== Segment start ==

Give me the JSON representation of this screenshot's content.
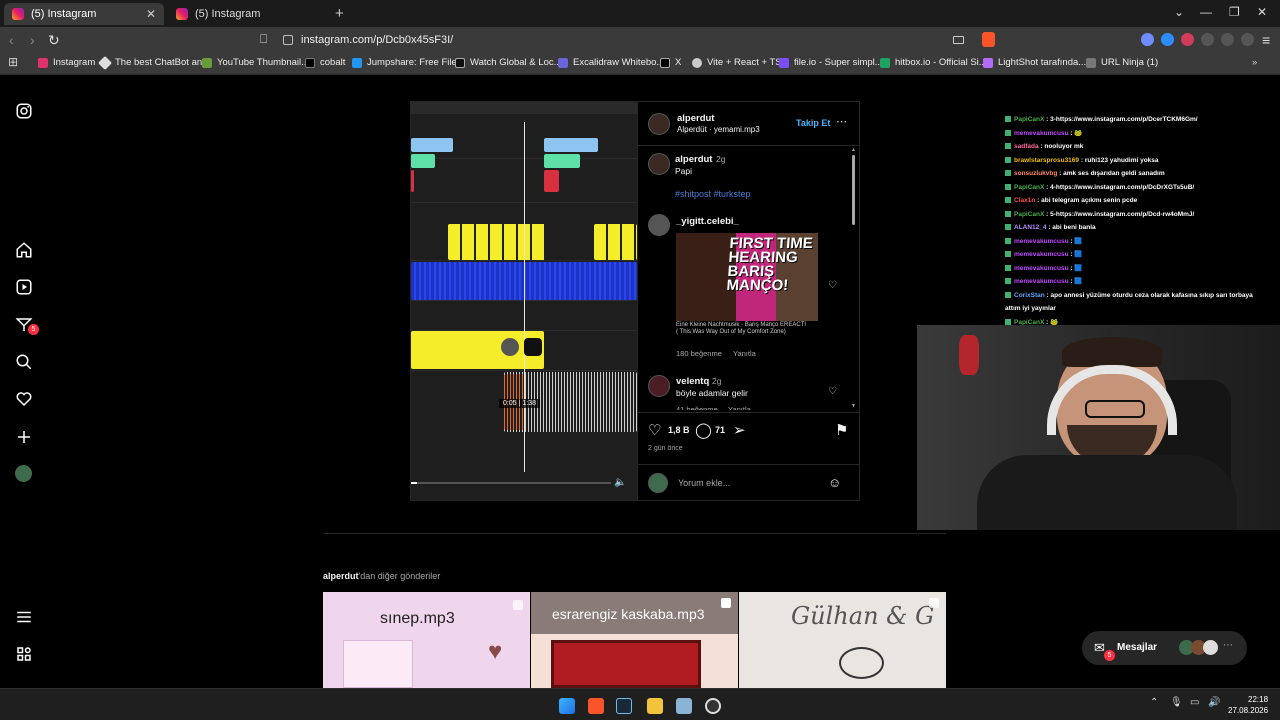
{
  "browser": {
    "tabs": [
      {
        "title": "(5) Instagram",
        "active": true
      },
      {
        "title": "(5) Instagram",
        "active": false
      }
    ],
    "url": "instagram.com/p/Dcb0x45sF3I/",
    "bookmarks": [
      "Instagram",
      "The best ChatBot an...",
      "YouTube Thumbnail...",
      "cobalt",
      "Jumpshare: Free File...",
      "Watch Global & Loc...",
      "Excalidraw Whitebo...",
      "X",
      "Vite + React + TS",
      "file.io - Super simpl...",
      "hitbox.io - Official Si...",
      "LightShot tarafında...",
      "URL Ninja (1)"
    ]
  },
  "sidebar": {
    "items": [
      "instagram-logo",
      "home",
      "reels",
      "messages",
      "search",
      "notifications",
      "create",
      "profile",
      "more",
      "meta-threads"
    ],
    "messages_badge": "5"
  },
  "post": {
    "video_time": "0:05 | 1:38",
    "author": "alperdut",
    "audio": "Alperdüt · yemami.mp3",
    "follow_label": "Takip Et",
    "caption": {
      "user": "alperdut",
      "time": "2g",
      "text": "Papi",
      "tags": "#shitpost #turkstep"
    },
    "comments": [
      {
        "user": "_yigitt.celebi_",
        "thumb_text": "FIRST TIME HEARING BARIŞ MANÇO!",
        "song_line": "Eine Kleine Nachtmusik · Barış Manço EREACTI",
        "song_line2": "( This Was Way Out of My Comfort Zone)",
        "likes": "180 beğenme",
        "reply": "Yanıtla"
      },
      {
        "user": "velentq",
        "time": "2g",
        "text": "böyle adamlar gelir",
        "likes": "41 beğenme",
        "reply": "Yanıtla"
      }
    ],
    "like_count": "1,8 B",
    "comment_count": "71",
    "posted": "2 gün önce",
    "comment_placeholder": "Yorum ekle..."
  },
  "more_posts": {
    "title_user": "alperdut",
    "title_rest": "'dan diğer gönderiler",
    "items": [
      "sınep.mp3",
      "esrarengiz kaskaba.mp3",
      "Gülhan & G"
    ]
  },
  "chat": [
    {
      "user": "PapiCanX",
      "color": "#4caf50",
      "msg": ": 3-https://www.instagram.com/p/DcerTCKM6Gm/"
    },
    {
      "user": "memevakumcusu",
      "color": "#c04cff",
      "msg": ": 🐸"
    },
    {
      "user": "sadfada",
      "color": "#ff6b9d",
      "msg": ": nooluyor mk"
    },
    {
      "user": "brawlstarsprosu3169",
      "color": "#f0c000",
      "msg": ": ruhi123 yahudimi yoksa"
    },
    {
      "user": "sonsuzlukvbg",
      "color": "#ff8a65",
      "msg": ": amk ses dışarıdan geldi sanadım"
    },
    {
      "user": "PapiCanX",
      "color": "#4caf50",
      "msg": ": 4-https://www.instagram.com/p/DcDrXGTs5uB/"
    },
    {
      "user": "Clax1n",
      "color": "#ff4d4d",
      "msg": ": abi telegram açıkmı senin pcde"
    },
    {
      "user": "PapiCanX",
      "color": "#4caf50",
      "msg": ": 5-https://www.instagram.com/p/Dcd-rw4oMmJ/"
    },
    {
      "user": "ALAN12_4",
      "color": "#b08cff",
      "msg": ": abi beni banla"
    },
    {
      "user": "memevakumcusu",
      "color": "#c04cff",
      "msg": ": 🟦"
    },
    {
      "user": "memevakumcusu",
      "color": "#c04cff",
      "msg": ": 🟦"
    },
    {
      "user": "memevakumcusu",
      "color": "#c04cff",
      "msg": ": 🟦"
    },
    {
      "user": "memevakumcusu",
      "color": "#c04cff",
      "msg": ": 🟦"
    },
    {
      "user": "CorixStan",
      "color": "#5fa8ff",
      "msg": ": apo annesi yüzüme oturdu ceza olarak kafasına sıkıp sarı torbaya"
    },
    {
      "user": "",
      "color": "#fff",
      "msg": "attım iyi yayınlar"
    },
    {
      "user": "PapiCanX",
      "color": "#4caf50",
      "msg": ": 🐸"
    }
  ],
  "messages_pill": {
    "label": "Mesajlar",
    "badge": "5"
  },
  "taskbar": {
    "time": "22:18",
    "date": "27.08.2026"
  }
}
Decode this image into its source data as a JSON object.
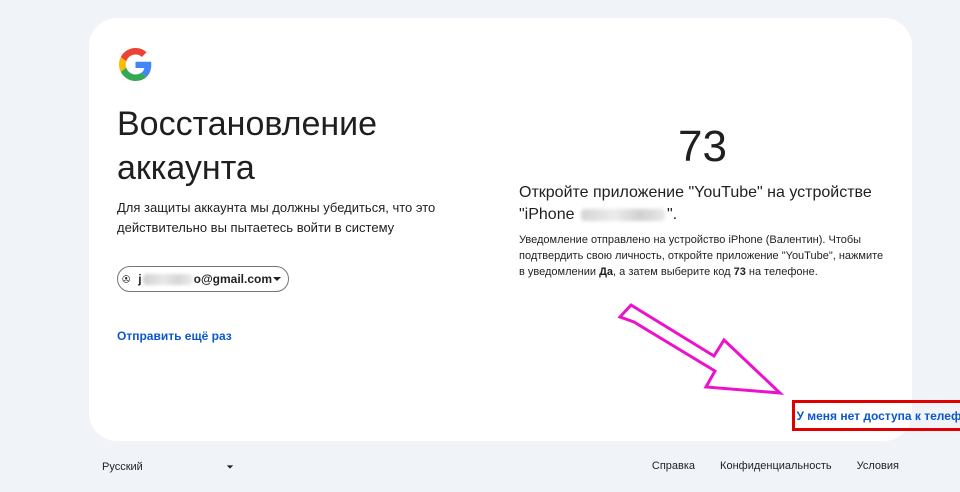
{
  "title": "Восстановление аккаунта",
  "subtitle": "Для защиты аккаунта мы должны убедиться, что это действительно вы пытаетесь войти в систему",
  "account": {
    "email_prefix": "j",
    "email_suffix": "o@gmail.com"
  },
  "resend_label": "Отправить ещё раз",
  "code": "73",
  "open_app": {
    "prefix": "Откройте приложение \"YouTube\" на устройстве \"iPhone",
    "suffix": "\"."
  },
  "notice": {
    "part1": "Уведомление отправлено на устройство iPhone (Валентин). Чтобы подтвердить свою личность, откройте приложение \"YouTube\", нажмите в уведомлении ",
    "yes": "Да",
    "part2": ", а затем выберите код ",
    "code": "73",
    "part3": " на телефоне."
  },
  "no_phone_label": "У меня нет доступа к телефону",
  "footer": {
    "language": "Русский",
    "links": [
      "Справка",
      "Конфиденциальность",
      "Условия"
    ]
  },
  "colors": {
    "background": "#f0f4f9",
    "card": "#ffffff",
    "link": "#0b57d0",
    "highlight_box": "#e00000",
    "arrow": "#ee11cc"
  },
  "icons": {
    "logo": "google-g-logo",
    "avatar": "account-circle-icon",
    "caret": "caret-down-icon"
  }
}
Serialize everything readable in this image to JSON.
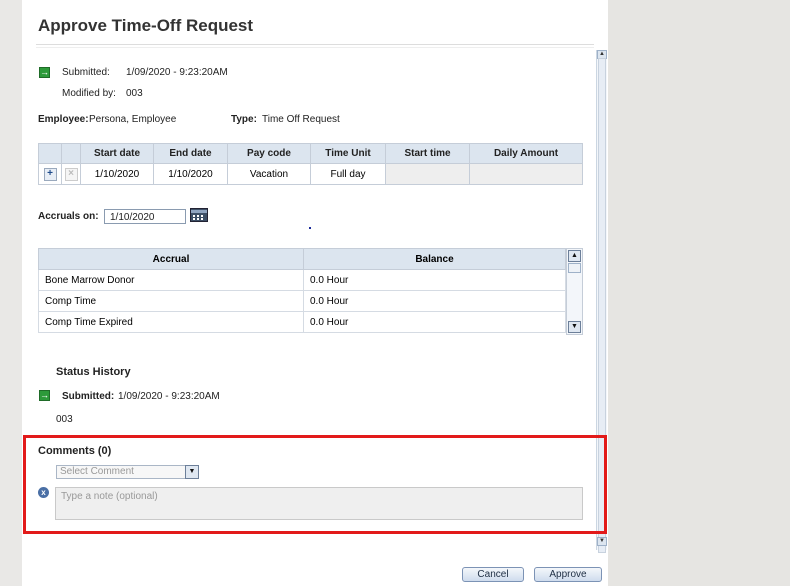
{
  "dialog": {
    "title": "Approve Time-Off Request",
    "submitted_label": "Submitted:",
    "submitted_value": "1/09/2020 - 9:23:20AM",
    "modified_label": "Modified by:",
    "modified_value": "003",
    "employee_label": "Employee:",
    "employee_value": "Persona, Employee",
    "type_label": "Type:",
    "type_value": "Time Off Request"
  },
  "request_table": {
    "headers": [
      "Start date",
      "End date",
      "Pay code",
      "Time Unit",
      "Start time",
      "Daily Amount"
    ],
    "add_icon": "+",
    "remove_icon": "×",
    "row": [
      "1/10/2020",
      "1/10/2020",
      "Vacation",
      "Full day",
      "",
      ""
    ]
  },
  "accruals": {
    "label": "Accruals on:",
    "date": "1/10/2020",
    "calendar_icon": "calendar-icon",
    "headers": [
      "Accrual",
      "Balance"
    ],
    "rows": [
      {
        "accrual": "Bone Marrow Donor",
        "balance": "0.0 Hour"
      },
      {
        "accrual": "Comp Time",
        "balance": "0.0 Hour"
      },
      {
        "accrual": "Comp Time Expired",
        "balance": "0.0 Hour"
      }
    ],
    "scroll_up": "▲",
    "scroll_down": "▼"
  },
  "status_history": {
    "title": "Status History",
    "submitted_label": "Submitted:",
    "submitted_value": "1/09/2020 - 9:23:20AM",
    "by": "003"
  },
  "comments": {
    "title": "Comments (0)",
    "select_placeholder": "Select Comment",
    "dropdown_icon": "▼",
    "clear_icon": "x",
    "note_placeholder": "Type a note (optional)"
  },
  "scrollbar": {
    "up": "▲",
    "down": "▼"
  },
  "buttons": {
    "cancel": "Cancel",
    "approve": "Approve"
  },
  "colors": {
    "highlight": "#e21a1a",
    "header_bg": "#dce5ef",
    "submitted_icon": "#2d9a3a"
  }
}
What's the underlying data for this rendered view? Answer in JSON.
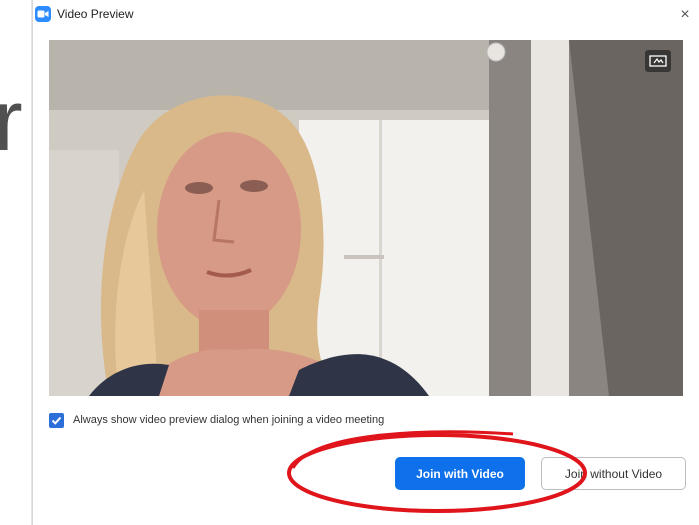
{
  "background": {
    "partial_text": "r"
  },
  "window": {
    "title": "Video Preview",
    "close_glyph": "×",
    "icon": "zoom-camera-icon"
  },
  "video_preview": {
    "description_icon": "self-view-toggle-icon"
  },
  "options": {
    "always_show_preview_label": "Always show video preview dialog when joining a video meeting",
    "always_show_preview_checked": true
  },
  "actions": {
    "join_with_video": "Join with Video",
    "join_without_video": "Join without Video"
  },
  "colors": {
    "accent": "#0e71eb",
    "checkbox": "#2d6fd9",
    "annotation": "#e0141b"
  }
}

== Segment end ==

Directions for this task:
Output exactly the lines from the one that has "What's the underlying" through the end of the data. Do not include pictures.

Result for this task:
What's the underlying data for this rendered view? Answer in JSON.
{
  "background": {
    "partial_text": "r"
  },
  "window": {
    "title": "Video Preview",
    "close_glyph": "×",
    "icon": "zoom-camera-icon"
  },
  "video_preview": {
    "description_icon": "self-view-toggle-icon"
  },
  "options": {
    "always_show_preview_label": "Always show video preview dialog when joining a video meeting",
    "always_show_preview_checked": true
  },
  "actions": {
    "join_with_video": "Join with Video",
    "join_without_video": "Join without Video"
  },
  "colors": {
    "accent": "#0e71eb",
    "checkbox": "#2d6fd9",
    "annotation": "#e0141b"
  }
}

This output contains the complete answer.